*** PROVIDED DATA ***
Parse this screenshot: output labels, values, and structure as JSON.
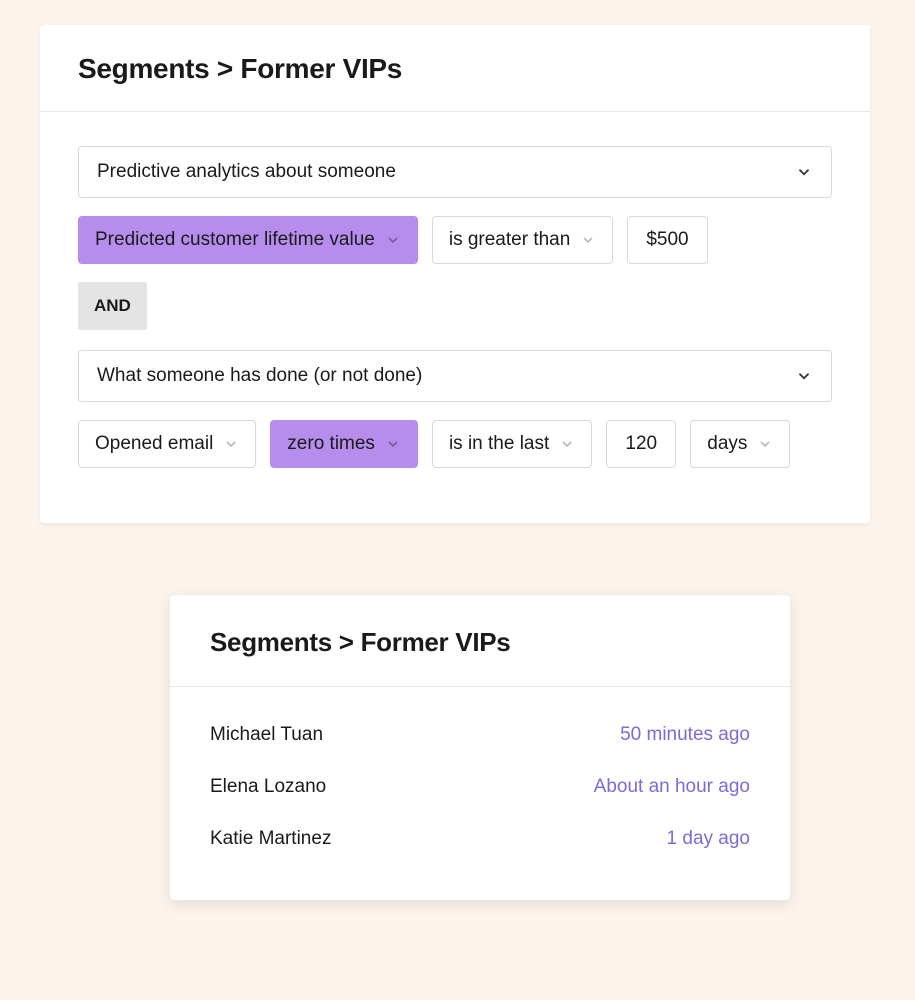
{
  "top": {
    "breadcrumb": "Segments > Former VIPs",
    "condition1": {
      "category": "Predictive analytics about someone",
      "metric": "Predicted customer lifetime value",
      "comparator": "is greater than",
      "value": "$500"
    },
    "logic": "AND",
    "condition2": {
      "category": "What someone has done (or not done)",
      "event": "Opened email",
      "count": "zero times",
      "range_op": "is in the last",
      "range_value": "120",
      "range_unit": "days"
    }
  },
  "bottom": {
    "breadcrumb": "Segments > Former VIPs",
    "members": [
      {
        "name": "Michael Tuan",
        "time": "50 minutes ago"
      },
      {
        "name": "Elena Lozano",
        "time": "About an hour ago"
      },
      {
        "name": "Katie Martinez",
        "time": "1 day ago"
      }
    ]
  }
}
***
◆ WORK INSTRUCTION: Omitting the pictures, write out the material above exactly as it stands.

◆ EXERCISE ANSWER:
Parse this screenshot: output labels, values, and structure as JSON.
{
  "top": {
    "breadcrumb": "Segments > Former VIPs",
    "condition1": {
      "category": "Predictive analytics about someone",
      "metric": "Predicted customer lifetime value",
      "comparator": "is greater than",
      "value": "$500"
    },
    "logic": "AND",
    "condition2": {
      "category": "What someone has done (or not done)",
      "event": "Opened email",
      "count": "zero times",
      "range_op": "is in the last",
      "range_value": "120",
      "range_unit": "days"
    }
  },
  "bottom": {
    "breadcrumb": "Segments > Former VIPs",
    "members": [
      {
        "name": "Michael Tuan",
        "time": "50 minutes ago"
      },
      {
        "name": "Elena Lozano",
        "time": "About an hour ago"
      },
      {
        "name": "Katie Martinez",
        "time": "1 day ago"
      }
    ]
  }
}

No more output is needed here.